(MATERIAL PROVIDED Opens)
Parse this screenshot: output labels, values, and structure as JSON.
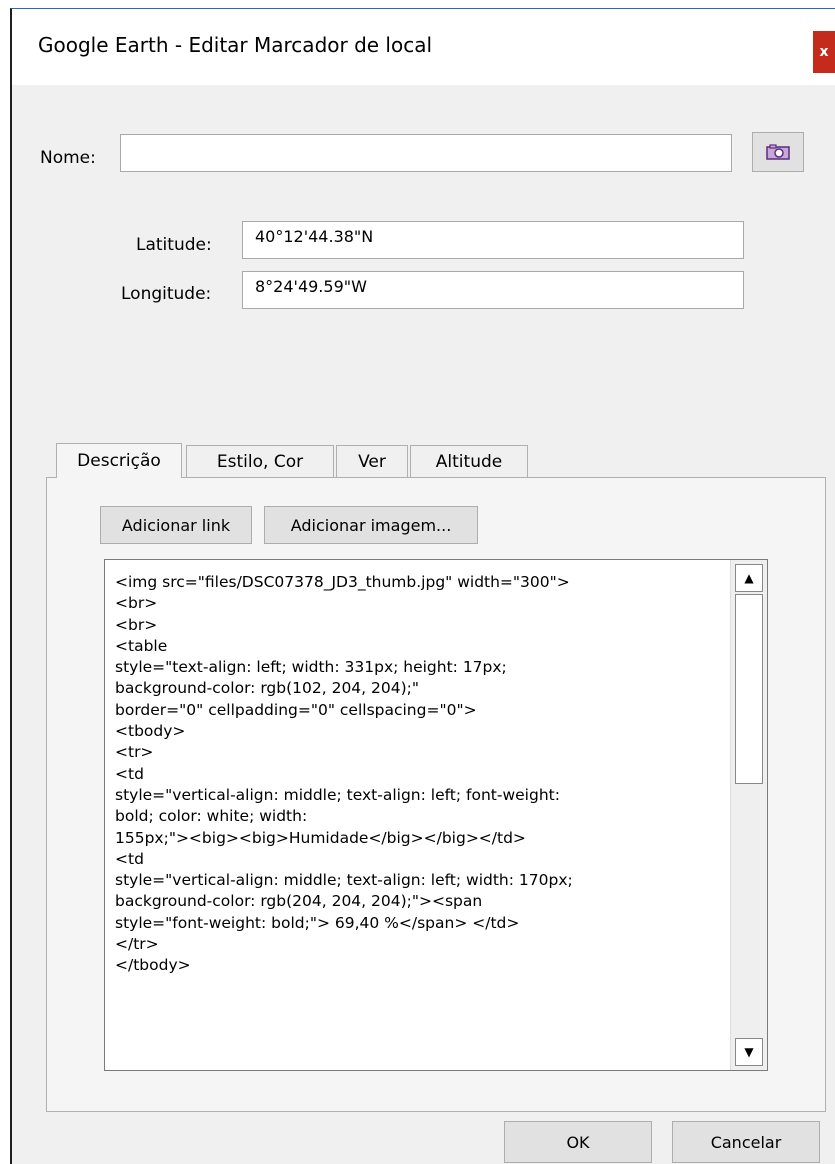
{
  "window": {
    "title": "Google Earth - Editar Marcador de local",
    "close_label": "x"
  },
  "form": {
    "name_label": "Nome:",
    "name_value": "",
    "latitude_label": "Latitude:",
    "latitude_value": "40°12'44.38\"N",
    "longitude_label": "Longitude:",
    "longitude_value": "8°24'49.59\"W"
  },
  "tabs": [
    {
      "label": "Descrição",
      "active": true
    },
    {
      "label": "Estilo, Cor",
      "active": false
    },
    {
      "label": "Ver",
      "active": false
    },
    {
      "label": "Altitude",
      "active": false
    }
  ],
  "description": {
    "add_link_label": "Adicionar link",
    "add_image_label": "Adicionar imagem...",
    "html_source": "<img src=\"files/DSC07378_JD3_thumb.jpg\" width=\"300\">\n<br>\n<br>\n<table\nstyle=\"text-align: left; width: 331px; height: 17px;\nbackground-color: rgb(102, 204, 204);\"\nborder=\"0\" cellpadding=\"0\" cellspacing=\"0\">\n<tbody>\n<tr>\n<td\nstyle=\"vertical-align: middle; text-align: left; font-weight:\nbold; color: white; width:\n155px;\"><big><big>Humidade</big></big></td>\n<td\nstyle=\"vertical-align: middle; text-align: left; width: 170px;\nbackground-color: rgb(204, 204, 204);\"><span\nstyle=\"font-weight: bold;\"> 69,40 %</span> </td>\n</tr>\n</tbody>"
  },
  "footer": {
    "ok_label": "OK",
    "cancel_label": "Cancelar"
  }
}
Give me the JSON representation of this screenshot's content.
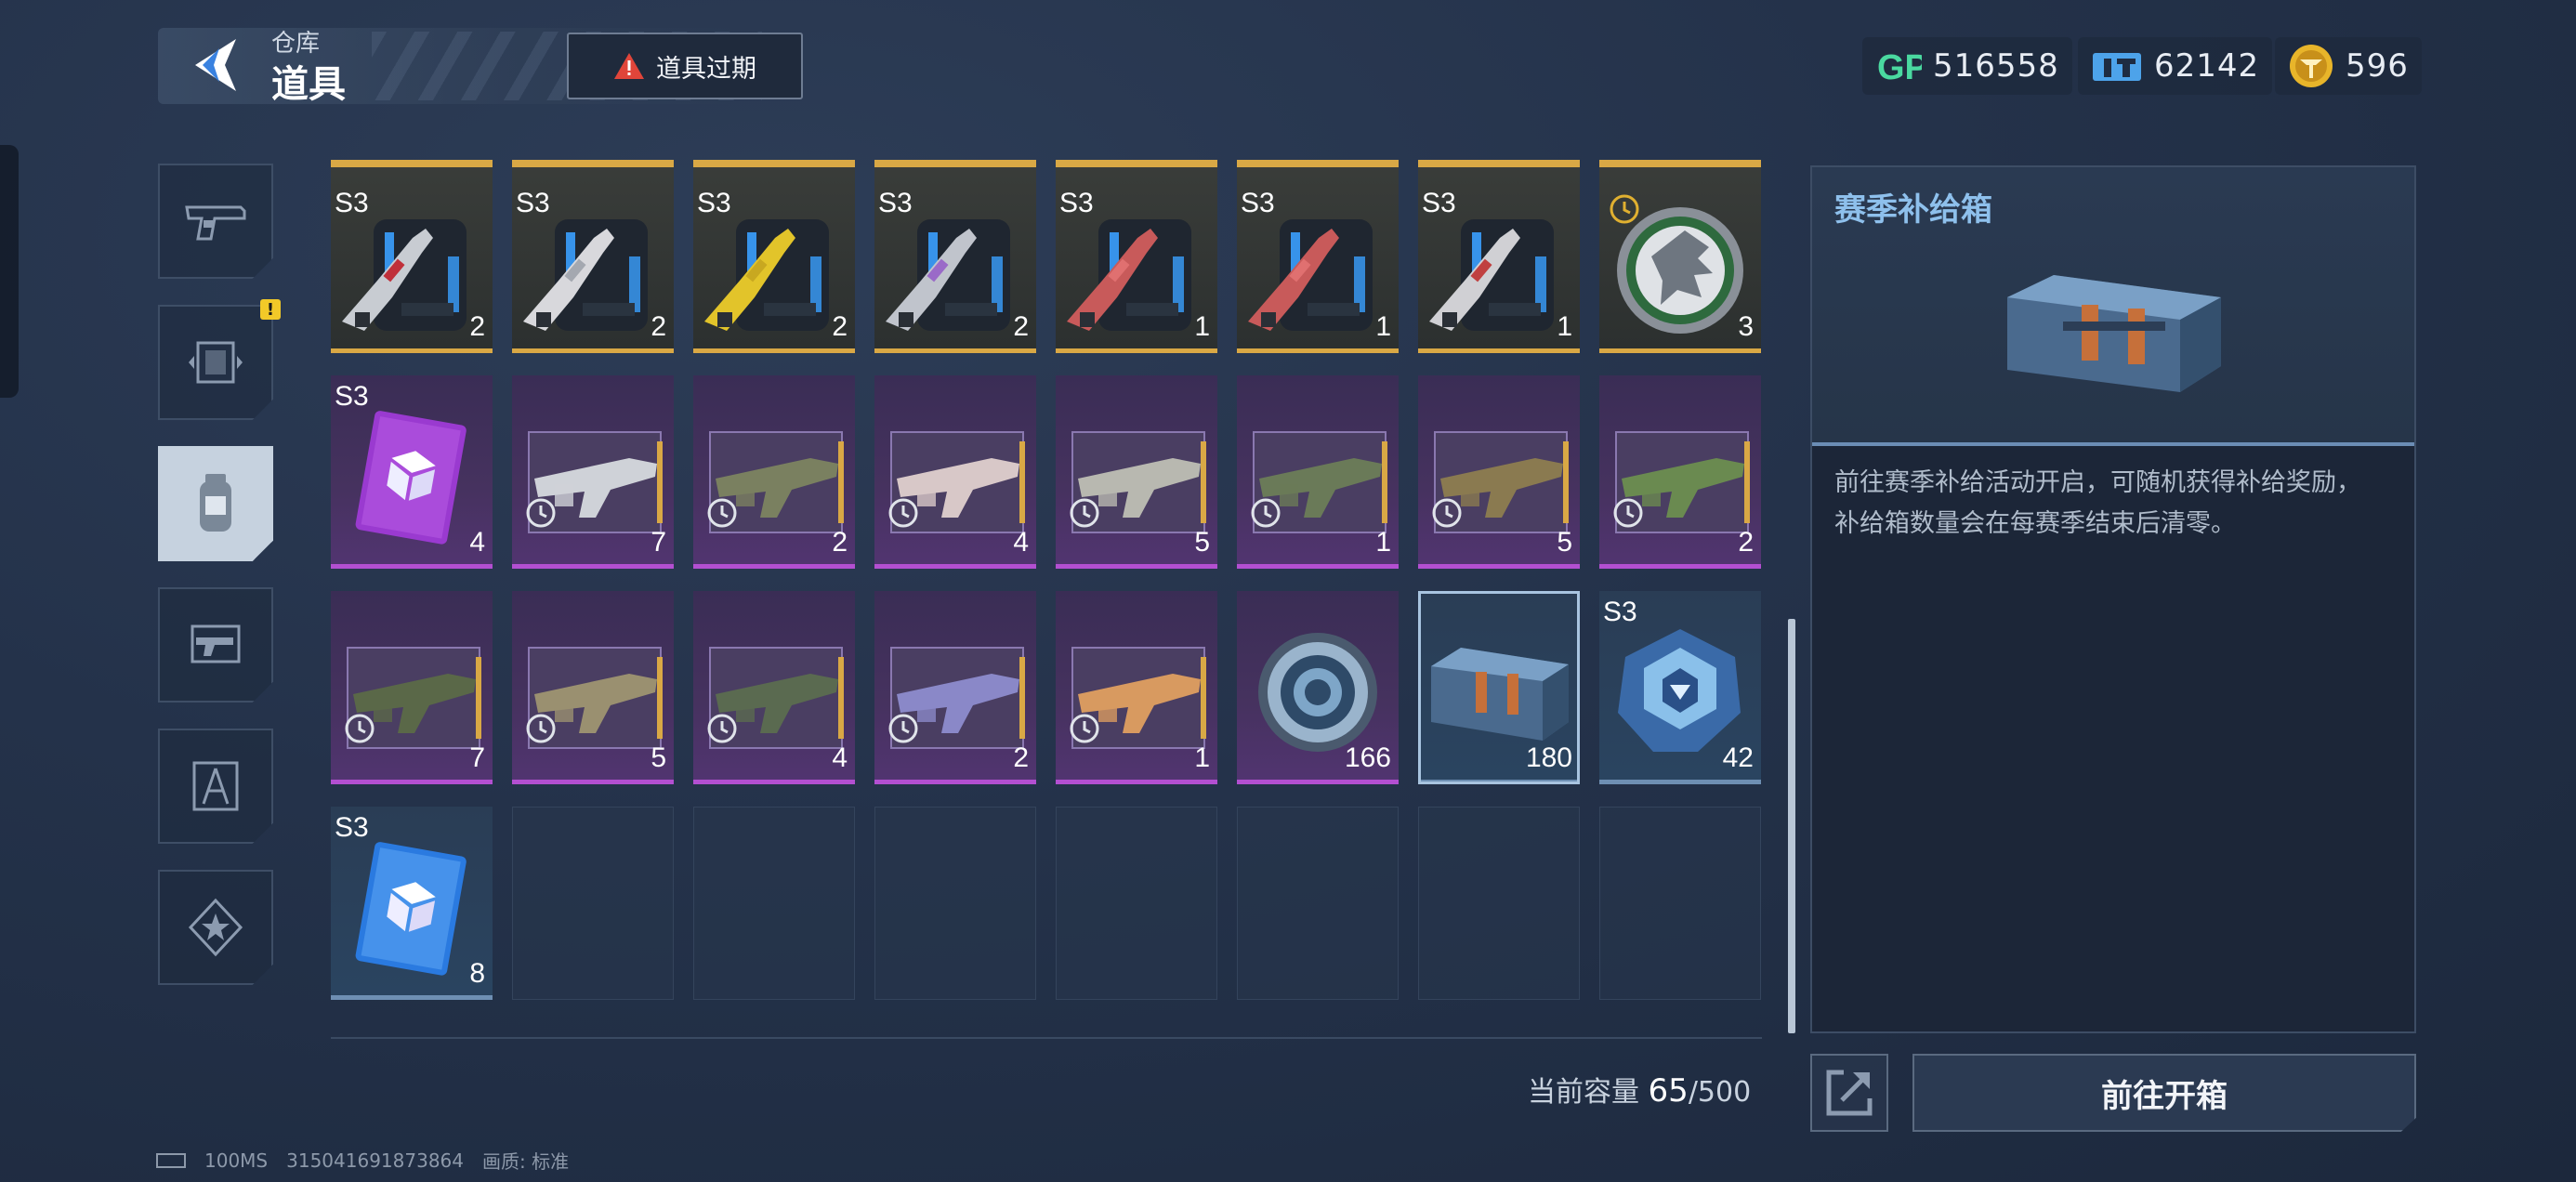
{
  "header": {
    "subtitle": "仓库",
    "title": "道具",
    "expire_label": "道具过期"
  },
  "currencies": [
    {
      "icon": "gp-icon",
      "label": "GP",
      "value": "516558"
    },
    {
      "icon": "ticket-icon",
      "value": "62142"
    },
    {
      "icon": "coin-icon",
      "value": "596"
    }
  ],
  "side_tabs": [
    {
      "name": "pistol",
      "icon": "pistol-icon"
    },
    {
      "name": "frame",
      "icon": "frame-icon",
      "badge": "!"
    },
    {
      "name": "items",
      "icon": "grenade-icon",
      "active": true
    },
    {
      "name": "gun-skin",
      "icon": "gun-card-icon"
    },
    {
      "name": "blueprint",
      "icon": "compass-icon"
    },
    {
      "name": "star",
      "icon": "star-icon"
    }
  ],
  "items": [
    {
      "rarity": "gold",
      "tag": "S3",
      "qty": "2",
      "icon": "weapon-crate-icon",
      "tint": "#3aa0ff",
      "gun": "#c8ccd2",
      "accent": "#c0303a"
    },
    {
      "rarity": "gold",
      "tag": "S3",
      "qty": "2",
      "icon": "weapon-crate-icon",
      "tint": "#3aa0ff",
      "gun": "#d8d8dc",
      "accent": "#a4a8b0"
    },
    {
      "rarity": "gold",
      "tag": "S3",
      "qty": "2",
      "icon": "weapon-crate-icon",
      "tint": "#3aa0ff",
      "gun": "#e2c42a",
      "accent": "#c8a820"
    },
    {
      "rarity": "gold",
      "tag": "S3",
      "qty": "2",
      "icon": "weapon-crate-icon",
      "tint": "#3aa0ff",
      "gun": "#c0c4cc",
      "accent": "#9a6ac8"
    },
    {
      "rarity": "gold",
      "tag": "S3",
      "qty": "1",
      "icon": "weapon-crate-icon",
      "tint": "#3aa0ff",
      "gun": "#c85a5a",
      "accent": "#e07070"
    },
    {
      "rarity": "gold",
      "tag": "S3",
      "qty": "1",
      "icon": "weapon-crate-icon",
      "tint": "#3aa0ff",
      "gun": "#c85a5a",
      "accent": "#e07070"
    },
    {
      "rarity": "gold",
      "tag": "S3",
      "qty": "1",
      "icon": "weapon-crate-icon",
      "tint": "#3aa0ff",
      "gun": "#d0d0d4",
      "accent": "#c04040"
    },
    {
      "rarity": "gold",
      "tag": "",
      "qty": "3",
      "icon": "wolf-emblem-icon",
      "clock": true
    },
    {
      "rarity": "purple",
      "tag": "S3",
      "qty": "4",
      "icon": "supply-card-purple-icon"
    },
    {
      "rarity": "purple",
      "tag": "",
      "qty": "7",
      "icon": "gun-skin-card-icon",
      "clock": true,
      "gun": "#cfd2d8"
    },
    {
      "rarity": "purple",
      "tag": "",
      "qty": "2",
      "icon": "gun-skin-card-icon",
      "clock": true,
      "gun": "#7a8060"
    },
    {
      "rarity": "purple",
      "tag": "",
      "qty": "4",
      "icon": "gun-skin-card-icon",
      "clock": true,
      "gun": "#d8c8c8"
    },
    {
      "rarity": "purple",
      "tag": "",
      "qty": "5",
      "icon": "gun-skin-card-icon",
      "clock": true,
      "gun": "#b8b8b0"
    },
    {
      "rarity": "purple",
      "tag": "",
      "qty": "1",
      "icon": "gun-skin-card-icon",
      "clock": true,
      "gun": "#6a7a58"
    },
    {
      "rarity": "purple",
      "tag": "",
      "qty": "5",
      "icon": "gun-skin-card-icon",
      "clock": true,
      "gun": "#8a7a50"
    },
    {
      "rarity": "purple",
      "tag": "",
      "qty": "2",
      "icon": "gun-skin-card-icon",
      "clock": true,
      "gun": "#6a8a50"
    },
    {
      "rarity": "purple",
      "tag": "",
      "qty": "7",
      "icon": "gun-skin-card-icon",
      "clock": true,
      "gun": "#5a6848"
    },
    {
      "rarity": "purple",
      "tag": "",
      "qty": "5",
      "icon": "gun-skin-card-icon",
      "clock": true,
      "gun": "#9a9070"
    },
    {
      "rarity": "purple",
      "tag": "",
      "qty": "4",
      "icon": "gun-skin-card-icon",
      "clock": true,
      "gun": "#5a6a50"
    },
    {
      "rarity": "purple",
      "tag": "",
      "qty": "2",
      "icon": "gun-skin-card-icon",
      "clock": true,
      "gun": "#8a88c8"
    },
    {
      "rarity": "purple",
      "tag": "",
      "qty": "1",
      "icon": "gun-skin-card-icon",
      "clock": true,
      "gun": "#d89a60"
    },
    {
      "rarity": "purple",
      "tag": "",
      "qty": "166",
      "icon": "ring-token-icon"
    },
    {
      "rarity": "blue",
      "tag": "",
      "qty": "180",
      "icon": "supply-box-icon",
      "selected": true
    },
    {
      "rarity": "blue",
      "tag": "S3",
      "qty": "42",
      "icon": "crystal-core-icon"
    },
    {
      "rarity": "blue",
      "tag": "S3",
      "qty": "8",
      "icon": "supply-card-blue-icon"
    },
    {
      "rarity": "empty"
    },
    {
      "rarity": "empty"
    },
    {
      "rarity": "empty"
    },
    {
      "rarity": "empty"
    },
    {
      "rarity": "empty"
    },
    {
      "rarity": "empty"
    },
    {
      "rarity": "empty"
    }
  ],
  "capacity": {
    "label": "当前容量",
    "current": "65",
    "max": "/500"
  },
  "detail": {
    "title": "赛季补给箱",
    "description_line1": "前往赛季补给活动开启，可随机获得补给奖励，",
    "description_line2": "补给箱数量会在每赛季结束后清零。",
    "open_label": "前往开箱"
  },
  "footer": {
    "ping": "100MS",
    "uid": "315041691873864",
    "quality": "画质:  标准"
  },
  "colors": {
    "gold": "#d9a845",
    "purple": "#b34fd1",
    "blue_border": "#6e8fb3",
    "title_blue": "#8ec0ec"
  }
}
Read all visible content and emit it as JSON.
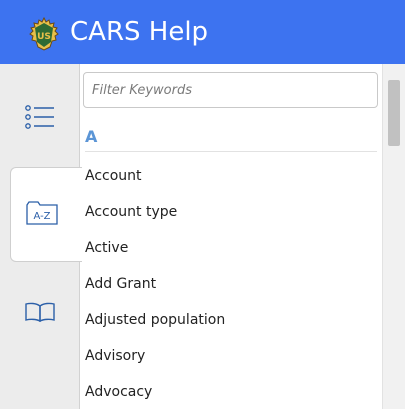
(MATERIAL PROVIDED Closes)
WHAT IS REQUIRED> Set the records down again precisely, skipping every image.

WRITTEN RESPONSE>
Parse this screenshot: output labels, values, and structure as JSON.
{
  "window": {
    "title": "Google Earth - Editar Marcador de local",
    "close_label": "x"
  },
  "form": {
    "name_label": "Nome:",
    "name_value": "",
    "latitude_label": "Latitude:",
    "latitude_value": "40°12'44.38\"N",
    "longitude_label": "Longitude:",
    "longitude_value": "8°24'49.59\"W"
  },
  "tabs": [
    {
      "label": "Descrição",
      "active": true
    },
    {
      "label": "Estilo, Cor",
      "active": false
    },
    {
      "label": "Ver",
      "active": false
    },
    {
      "label": "Altitude",
      "active": false
    }
  ],
  "description": {
    "add_link_label": "Adicionar link",
    "add_image_label": "Adicionar imagem...",
    "html_source": "<img src=\"files/DSC07378_JD3_thumb.jpg\" width=\"300\">\n<br>\n<br>\n<table\nstyle=\"text-align: left; width: 331px; height: 17px;\nbackground-color: rgb(102, 204, 204);\"\nborder=\"0\" cellpadding=\"0\" cellspacing=\"0\">\n<tbody>\n<tr>\n<td\nstyle=\"vertical-align: middle; text-align: left; font-weight:\nbold; color: white; width:\n155px;\"><big><big>Humidade</big></big></td>\n<td\nstyle=\"vertical-align: middle; text-align: left; width: 170px;\nbackground-color: rgb(204, 204, 204);\"><span\nstyle=\"font-weight: bold;\"> 69,40 %</span> </td>\n</tr>\n</tbody>"
  },
  "footer": {
    "ok_label": "OK",
    "cancel_label": "Cancelar"
  }
}
Give me the JSON representation of this screenshot's content.
{
  "header": {
    "subtitle": "仓库",
    "title": "道具",
    "expire_label": "道具过期"
  },
  "currencies": [
    {
      "icon": "gp-icon",
      "label": "GP",
      "value": "516558"
    },
    {
      "icon": "ticket-icon",
      "value": "62142"
    },
    {
      "icon": "coin-icon",
      "value": "596"
    }
  ],
  "side_tabs": [
    {
      "name": "pistol",
      "icon": "pistol-icon"
    },
    {
      "name": "frame",
      "icon": "frame-icon",
      "badge": "!"
    },
    {
      "name": "items",
      "icon": "grenade-icon",
      "active": true
    },
    {
      "name": "gun-skin",
      "icon": "gun-card-icon"
    },
    {
      "name": "blueprint",
      "icon": "compass-icon"
    },
    {
      "name": "star",
      "icon": "star-icon"
    }
  ],
  "items": [
    {
      "rarity": "gold",
      "tag": "S3",
      "qty": "2",
      "icon": "weapon-crate-icon",
      "tint": "#3aa0ff",
      "gun": "#c8ccd2",
      "accent": "#c0303a"
    },
    {
      "rarity": "gold",
      "tag": "S3",
      "qty": "2",
      "icon": "weapon-crate-icon",
      "tint": "#3aa0ff",
      "gun": "#d8d8dc",
      "accent": "#a4a8b0"
    },
    {
      "rarity": "gold",
      "tag": "S3",
      "qty": "2",
      "icon": "weapon-crate-icon",
      "tint": "#3aa0ff",
      "gun": "#e2c42a",
      "accent": "#c8a820"
    },
    {
      "rarity": "gold",
      "tag": "S3",
      "qty": "2",
      "icon": "weapon-crate-icon",
      "tint": "#3aa0ff",
      "gun": "#c0c4cc",
      "accent": "#9a6ac8"
    },
    {
      "rarity": "gold",
      "tag": "S3",
      "qty": "1",
      "icon": "weapon-crate-icon",
      "tint": "#3aa0ff",
      "gun": "#c85a5a",
      "accent": "#e07070"
    },
    {
      "rarity": "gold",
      "tag": "S3",
      "qty": "1",
      "icon": "weapon-crate-icon",
      "tint": "#3aa0ff",
      "gun": "#c85a5a",
      "accent": "#e07070"
    },
    {
      "rarity": "gold",
      "tag": "S3",
      "qty": "1",
      "icon": "weapon-crate-icon",
      "tint": "#3aa0ff",
      "gun": "#d0d0d4",
      "accent": "#c04040"
    },
    {
      "rarity": "gold",
      "tag": "",
      "qty": "3",
      "icon": "wolf-emblem-icon",
      "clock": true
    },
    {
      "rarity": "purple",
      "tag": "S3",
      "qty": "4",
      "icon": "supply-card-purple-icon"
    },
    {
      "rarity": "purple",
      "tag": "",
      "qty": "7",
      "icon": "gun-skin-card-icon",
      "clock": true,
      "gun": "#cfd2d8"
    },
    {
      "rarity": "purple",
      "tag": "",
      "qty": "2",
      "icon": "gun-skin-card-icon",
      "clock": true,
      "gun": "#7a8060"
    },
    {
      "rarity": "purple",
      "tag": "",
      "qty": "4",
      "icon": "gun-skin-card-icon",
      "clock": true,
      "gun": "#d8c8c8"
    },
    {
      "rarity": "purple",
      "tag": "",
      "qty": "5",
      "icon": "gun-skin-card-icon",
      "clock": true,
      "gun": "#b8b8b0"
    },
    {
      "rarity": "purple",
      "tag": "",
      "qty": "1",
      "icon": "gun-skin-card-icon",
      "clock": true,
      "gun": "#6a7a58"
    },
    {
      "rarity": "purple",
      "tag": "",
      "qty": "5",
      "icon": "gun-skin-card-icon",
      "clock": true,
      "gun": "#8a7a50"
    },
    {
      "rarity": "purple",
      "tag": "",
      "qty": "2",
      "icon": "gun-skin-card-icon",
      "clock": true,
      "gun": "#6a8a50"
    },
    {
      "rarity": "purple",
      "tag": "",
      "qty": "7",
      "icon": "gun-skin-card-icon",
      "clock": true,
      "gun": "#5a6848"
    },
    {
      "rarity": "purple",
      "tag": "",
      "qty": "5",
      "icon": "gun-skin-card-icon",
      "clock": true,
      "gun": "#9a9070"
    },
    {
      "rarity": "purple",
      "tag": "",
      "qty": "4",
      "icon": "gun-skin-card-icon",
      "clock": true,
      "gun": "#5a6a50"
    },
    {
      "rarity": "purple",
      "tag": "",
      "qty": "2",
      "icon": "gun-skin-card-icon",
      "clock": true,
      "gun": "#8a88c8"
    },
    {
      "rarity": "purple",
      "tag": "",
      "qty": "1",
      "icon": "gun-skin-card-icon",
      "clock": true,
      "gun": "#d89a60"
    },
    {
      "rarity": "purple",
      "tag": "",
      "qty": "166",
      "icon": "ring-token-icon"
    },
    {
      "rarity": "blue",
      "tag": "",
      "qty": "180",
      "icon": "supply-box-icon",
      "selected": true
    },
    {
      "rarity": "blue",
      "tag": "S3",
      "qty": "42",
      "icon": "crystal-core-icon"
    },
    {
      "rarity": "blue",
      "tag": "S3",
      "qty": "8",
      "icon": "supply-card-blue-icon"
    },
    {
      "rarity": "empty"
    },
    {
      "rarity": "empty"
    },
    {
      "rarity": "empty"
    },
    {
      "rarity": "empty"
    },
    {
      "rarity": "empty"
    },
    {
      "rarity": "empty"
    },
    {
      "rarity": "empty"
    }
  ],
  "capacity": {
    "label": "当前容量",
    "current": "65",
    "max": "/500"
  },
  "detail": {
    "title": "赛季补给箱",
    "description_line1": "前往赛季补给活动开启，可随机获得补给奖励，",
    "description_line2": "补给箱数量会在每赛季结束后清零。",
    "open_label": "前往开箱"
  },
  "footer": {
    "ping": "100MS",
    "uid": "315041691873864",
    "quality": "画质:  标准"
  },
  "colors": {
    "gold": "#d9a845",
    "purple": "#b34fd1",
    "blue_border": "#6e8fb3",
    "title_blue": "#8ec0ec"
  }
}
Read all visible content and emit it as JSON.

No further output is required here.